Last month, the British Medical Journal (BMJ) released two articles debating spinal manipulation. The case against spinal manipulation was led by Neil O'Connell, a lecturer at the center for research in rehabilitation at Brunel University in Uxbridge; and the case for spinal manipulation was led by David Cassidy, DC, a professor in the department of epidemiology at the Dalla Lana School of Public Health at the University of Toronto. Dr. Cassidy is one of the foremost authorities on the safety of spinal manipulation and is also the lead author of a ground-breaking 2008 study published in Spine. Dr. Cassidy's research concluded that there is no greater risk of vertebrobasilar artery stroke following chiropractic cervical manipulation than there is following visits to a primary care medical physician. The study--the most comprehensive to date on this issue--analyzed nine years' worth of data amounting to 110-million person years. It suggests that in very rare cases there are patients with a stroke in progress who seek chiropractic or medical care for neck pain, which is an early symptom. The stroke may follow the chiropractic or medical intervention but is not caused by it.

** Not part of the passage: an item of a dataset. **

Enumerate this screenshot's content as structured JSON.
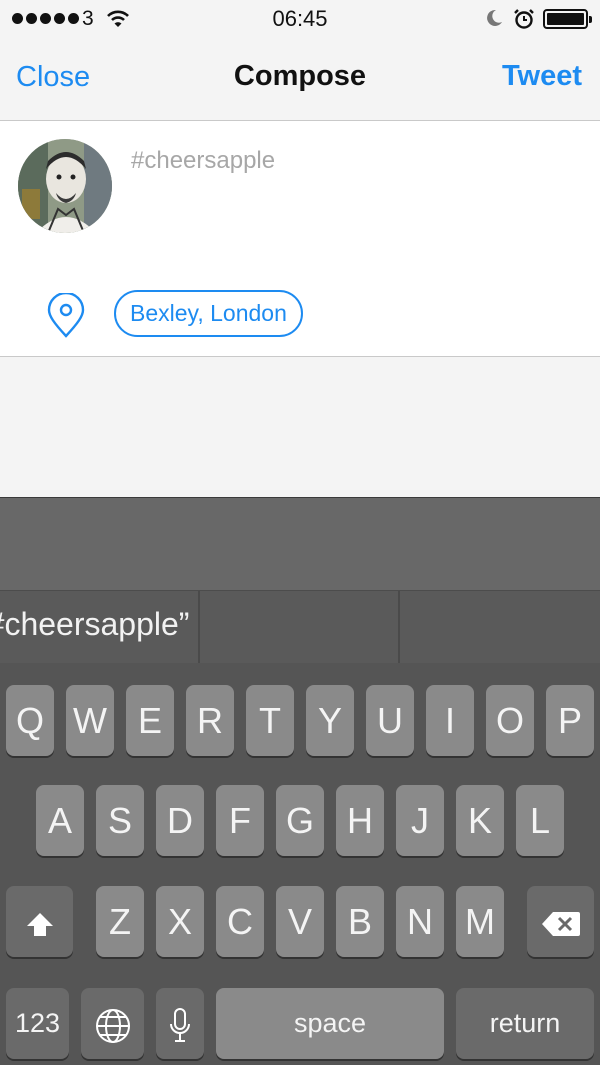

The BMJ articles also attracted interest from the mainstream press. ACA President Keith Overland, DC had the opportunity to contribute to an ABC News story about the debate. Dr. Overland put the risks associated with spinal manipulation in context by stating that, "There's still a lot of residual bias against the profession ... Yes, there's risk of every medical procedure, but we need to move away from health in a bottle."
For patients who may have questions regarding the topic, ACA offers its members key points to share on the Cassidy study and also a link to a monograph by NCMIC that summarizes research on the topic and helps put the issue into perspective.